GRAFTON – The renovated Grafton Public Library marked its official grand opening with a ribbon cutting on Dec. 17.
“It’s definitely an exciting time for the Town of Grafton and our community,” said Doug Bowman, who is on the Grafton Library Planning and Building Committee. “We’ve been waiting for this moment, I think, for maybe 100 years. It’s definitely great.”
Grafton broke ground on the project about two years ago. In the meantime, while the project was under construction, the library moved its operations to a temporary space in North Grafton.
In its first month of reopening in its permanent space, the library has issued 186 new library cards and checked out over 10,000 items.
“The people of Grafton came together and made this place become a place that we go for educational purposes and more — that of discovery, curiosity, invention, reflection and celebrating the greatest gifts of humanity,” Select Board Chair Peter Carlson said. “I would like to say to the Grafton Public Library staff, the volunteers, and the people of Grafton: ‘Welcome home.’”
A number of officials joined Carlson in the ceremony, Dec. 17, including Congressman Jim McGovern, Sen. Michael Moore and Rep. David Muradian.
“Beth, in the nicest way, bugged the heck out of Sen. Moore and myself a million times to do everything we could to secure state funding,” Muradian said, referencing Library Director Beth Gallaway. “Beth, congratulations. You all did it.”
Muradian said he’s already used the library twice, joking that he and staff could work on it if he has any overdue books.
“You can tell a lot about what a community values by its library,” McGovern said. “Your investment in this major renovation speaks volumes about what Grafton is all about.”
The Grafton Public Library was built in 1927. According to the library’s website, the original library had a collection of 5,000 items to serve 6,000 Grafton residents. At that time, the library was only open for a few hours each week.
By 2016, there were over 45,000 items and over 77,000 visitors. Library staff said the space was only intended for 35,000 items.
The crews worked to incorporate parts of the old library into the new one. As such, one of the first things that individuals step on when they walk into the new library is marble from the stacks and floors of the old structure.

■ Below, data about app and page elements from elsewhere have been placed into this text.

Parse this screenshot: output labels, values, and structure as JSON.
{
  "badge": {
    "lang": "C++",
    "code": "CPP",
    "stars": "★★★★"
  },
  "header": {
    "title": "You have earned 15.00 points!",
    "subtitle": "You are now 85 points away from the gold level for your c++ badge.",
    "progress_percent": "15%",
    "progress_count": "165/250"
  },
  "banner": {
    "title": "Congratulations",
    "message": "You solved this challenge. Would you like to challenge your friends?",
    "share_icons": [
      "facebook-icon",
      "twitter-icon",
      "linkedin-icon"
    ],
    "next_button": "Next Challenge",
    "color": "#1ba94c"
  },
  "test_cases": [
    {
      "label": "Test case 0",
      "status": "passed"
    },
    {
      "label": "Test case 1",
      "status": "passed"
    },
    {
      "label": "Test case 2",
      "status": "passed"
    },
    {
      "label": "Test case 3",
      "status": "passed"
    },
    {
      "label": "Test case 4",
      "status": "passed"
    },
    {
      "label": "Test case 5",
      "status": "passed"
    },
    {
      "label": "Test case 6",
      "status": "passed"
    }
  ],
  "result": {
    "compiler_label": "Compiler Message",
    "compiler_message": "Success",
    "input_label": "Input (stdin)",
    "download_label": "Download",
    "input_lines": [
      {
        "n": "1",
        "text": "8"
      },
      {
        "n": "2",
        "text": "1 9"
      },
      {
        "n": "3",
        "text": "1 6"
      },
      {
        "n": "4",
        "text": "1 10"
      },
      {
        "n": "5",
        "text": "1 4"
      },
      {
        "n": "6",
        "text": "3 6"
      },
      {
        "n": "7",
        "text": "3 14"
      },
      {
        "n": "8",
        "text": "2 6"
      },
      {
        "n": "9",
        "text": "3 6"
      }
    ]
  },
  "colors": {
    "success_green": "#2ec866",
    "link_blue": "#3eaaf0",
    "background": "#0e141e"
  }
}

Library Trustee Aaron Vandesteen joked that the new library lost some of the “quirky” things that gave it character, such as a winding staircase to the first floor and a stage in the children’s room.
But it has gained a public meeting space, a large print reading room, a teen space and the retained Wheelock reading room.

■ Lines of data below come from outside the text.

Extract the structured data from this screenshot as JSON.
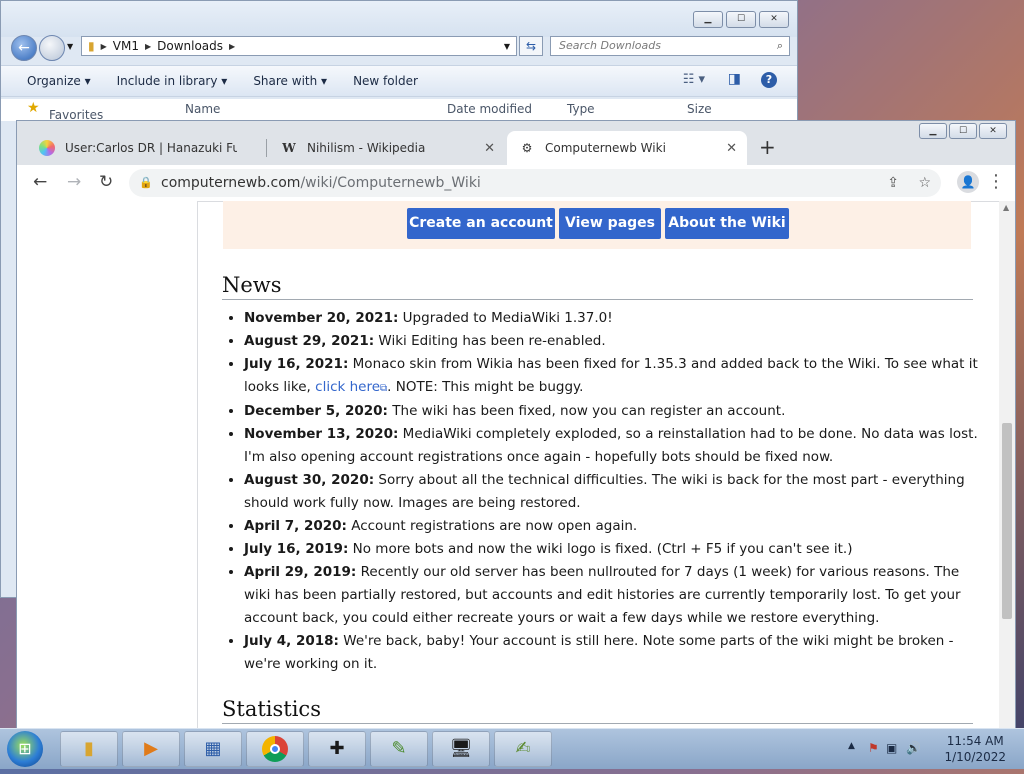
{
  "explorer": {
    "breadcrumb": [
      "VM1",
      "Downloads"
    ],
    "search_placeholder": "Search Downloads",
    "toolbar": [
      "Organize ▾",
      "Include in library ▾",
      "Share with ▾",
      "New folder"
    ],
    "favorites_label": "Favorites",
    "columns": [
      "Name",
      "Date modified",
      "Type",
      "Size"
    ]
  },
  "chrome": {
    "tabs": [
      {
        "title": "User:Carlos DR | Hanazuki Full of",
        "close": "✕"
      },
      {
        "title": "Nihilism - Wikipedia",
        "close": "✕"
      },
      {
        "title": "Computernewb Wiki",
        "close": "✕"
      }
    ],
    "url_host": "computernewb.com",
    "url_path": "/wiki/Computernewb_Wiki"
  },
  "page": {
    "buttons": [
      "Create an account",
      "View pages",
      "About the Wiki"
    ],
    "news_heading": "News",
    "stats_heading": "Statistics",
    "news": [
      {
        "date": "November 20, 2021:",
        "text": "Upgraded to MediaWiki 1.37.0!"
      },
      {
        "date": "August 29, 2021:",
        "text": "Wiki Editing has been re-enabled."
      },
      {
        "date": "July 16, 2021:",
        "text": "Monaco skin from Wikia has been fixed for 1.35.3 and added back to the Wiki. To see what it looks like, ",
        "link": "click here",
        "after": ". NOTE: This might be buggy."
      },
      {
        "date": "December 5, 2020:",
        "text": "The wiki has been fixed, now you can register an account."
      },
      {
        "date": "November 13, 2020:",
        "text": "MediaWiki completely exploded, so a reinstallation had to be done. No data was lost. I'm also opening account registrations once again - hopefully bots should be fixed now."
      },
      {
        "date": "August 30, 2020:",
        "text": "Sorry about all the technical difficulties. The wiki is back for the most part - everything should work fully now. Images are being restored."
      },
      {
        "date": "April 7, 2020:",
        "text": "Account registrations are now open again."
      },
      {
        "date": "July 16, 2019:",
        "text": "No more bots and now the wiki logo is fixed. (Ctrl + F5 if you can't see it.)"
      },
      {
        "date": "April 29, 2019:",
        "text": "Recently our old server has been nullrouted for 7 days (1 week) for various reasons. The wiki has been partially restored, but accounts and edit histories are currently temporarily lost. To get your account back, you could either recreate yours or wait a few days while we restore everything."
      },
      {
        "date": "July 4, 2018:",
        "text": "We're back, baby! Your account is still here. Note some parts of the wiki might be broken - we're working on it."
      }
    ]
  },
  "taskbar": {
    "time": "11:54 AM",
    "date": "1/10/2022"
  },
  "colors": {
    "wiki_button": "#3366cc",
    "cta_background": "#fdf0e6"
  }
}
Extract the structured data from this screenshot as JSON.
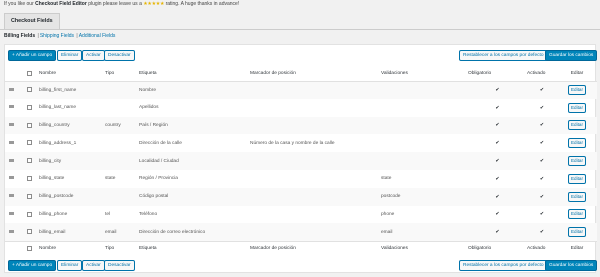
{
  "notice": {
    "prefix": "If you like our",
    "plugin_name": "Checkout Field Editor",
    "middle": "plugin please leave us a",
    "stars": "★★★★★",
    "suffix": "rating. A huge thanks in advance!"
  },
  "tabs": [
    {
      "label": "Checkout Fields"
    }
  ],
  "subnav": [
    {
      "label": "Billing Fields"
    },
    {
      "label": "Shipping Fields"
    },
    {
      "label": "Additional Fields"
    }
  ],
  "subnav_sep": "|",
  "toolbar": {
    "add": "+ Añadir un campo",
    "delete": "Eliminar",
    "enable": "Activar",
    "disable": "Desactivar",
    "reset": "Restablecer a los campos por defecto",
    "save": "Guardar los cambios"
  },
  "columns": {
    "name": "Nombre",
    "type": "Tipo",
    "label": "Etiqueta",
    "placeholder": "Marcador de posición",
    "validations": "Validaciones",
    "required": "Obligatorio",
    "enabled": "Activado",
    "edit": "Editar"
  },
  "check_glyph": "✔",
  "rows": [
    {
      "name": "billing_first_name",
      "type": "",
      "label": "Nombre",
      "placeholder": "",
      "validations": "",
      "required": true,
      "enabled": true,
      "edit": "Editar"
    },
    {
      "name": "billing_last_name",
      "type": "",
      "label": "Apellidos",
      "placeholder": "",
      "validations": "",
      "required": true,
      "enabled": true,
      "edit": "Editar"
    },
    {
      "name": "billing_country",
      "type": "country",
      "label": "País / Región",
      "placeholder": "",
      "validations": "",
      "required": true,
      "enabled": true,
      "edit": "Editar"
    },
    {
      "name": "billing_address_1",
      "type": "",
      "label": "Dirección de la calle",
      "placeholder": "Número de la casa y nombre de la calle",
      "validations": "",
      "required": true,
      "enabled": true,
      "edit": "Editar"
    },
    {
      "name": "billing_city",
      "type": "",
      "label": "Localidad / Ciudad",
      "placeholder": "",
      "validations": "",
      "required": true,
      "enabled": true,
      "edit": "Editar"
    },
    {
      "name": "billing_state",
      "type": "state",
      "label": "Región / Provincia",
      "placeholder": "",
      "validations": "state",
      "required": true,
      "enabled": true,
      "edit": "Editar"
    },
    {
      "name": "billing_postcode",
      "type": "",
      "label": "Código postal",
      "placeholder": "",
      "validations": "postcode",
      "required": true,
      "enabled": true,
      "edit": "Editar"
    },
    {
      "name": "billing_phone",
      "type": "tel",
      "label": "Teléfono",
      "placeholder": "",
      "validations": "phone",
      "required": true,
      "enabled": true,
      "edit": "Editar"
    },
    {
      "name": "billing_email",
      "type": "email",
      "label": "Dirección de correo electrónico",
      "placeholder": "",
      "validations": "email",
      "required": true,
      "enabled": true,
      "edit": "Editar"
    }
  ],
  "colors": {
    "link": "#0073aa",
    "primary": "#0085ba",
    "stars": "#e6b400"
  }
}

“A library isn’t really a collection of things and parts that make up the building, but the community of people and memories that we create there,” Vandesteen said.
Gallaway shared stories of walking through the library following her first interview for the job there. She shared stories of how her daughter has grown up in the library.
Her first date with her now fiancé was supposed to be the day after the vote in 2017 to fund the project.
“I was so excited that I called him and was like, ‘You should come and celebrate with me now,’” Gallaway recalled.
Now, the pair will celebrate their wedding at the Grafton Common in the spring with a reception in the library.
There are still ways to contribute to the library now that it has celebrated its grand opening. Those can be found at http://www.friendsgpl.org/.